» Data records for software interfaces
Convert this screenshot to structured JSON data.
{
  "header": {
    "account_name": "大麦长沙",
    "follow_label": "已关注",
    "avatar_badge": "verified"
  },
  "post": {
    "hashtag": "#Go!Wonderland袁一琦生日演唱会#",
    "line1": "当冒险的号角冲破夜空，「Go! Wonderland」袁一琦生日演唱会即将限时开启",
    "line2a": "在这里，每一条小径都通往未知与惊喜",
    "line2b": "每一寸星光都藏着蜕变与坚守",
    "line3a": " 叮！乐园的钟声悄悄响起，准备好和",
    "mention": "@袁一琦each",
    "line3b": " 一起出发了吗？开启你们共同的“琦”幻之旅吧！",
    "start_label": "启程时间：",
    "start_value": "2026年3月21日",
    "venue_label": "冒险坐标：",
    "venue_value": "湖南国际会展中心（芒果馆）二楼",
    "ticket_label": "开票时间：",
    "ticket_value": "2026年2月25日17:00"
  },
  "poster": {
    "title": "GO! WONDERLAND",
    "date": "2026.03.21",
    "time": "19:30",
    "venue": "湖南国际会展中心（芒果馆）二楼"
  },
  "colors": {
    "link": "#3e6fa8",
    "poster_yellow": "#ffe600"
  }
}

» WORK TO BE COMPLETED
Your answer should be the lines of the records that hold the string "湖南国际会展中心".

» SOLVED PROBLEM
    "venue_value": "湖南国际会展中心（芒果馆）二楼",
    "venue": "湖南国际会展中心（芒果馆）二楼"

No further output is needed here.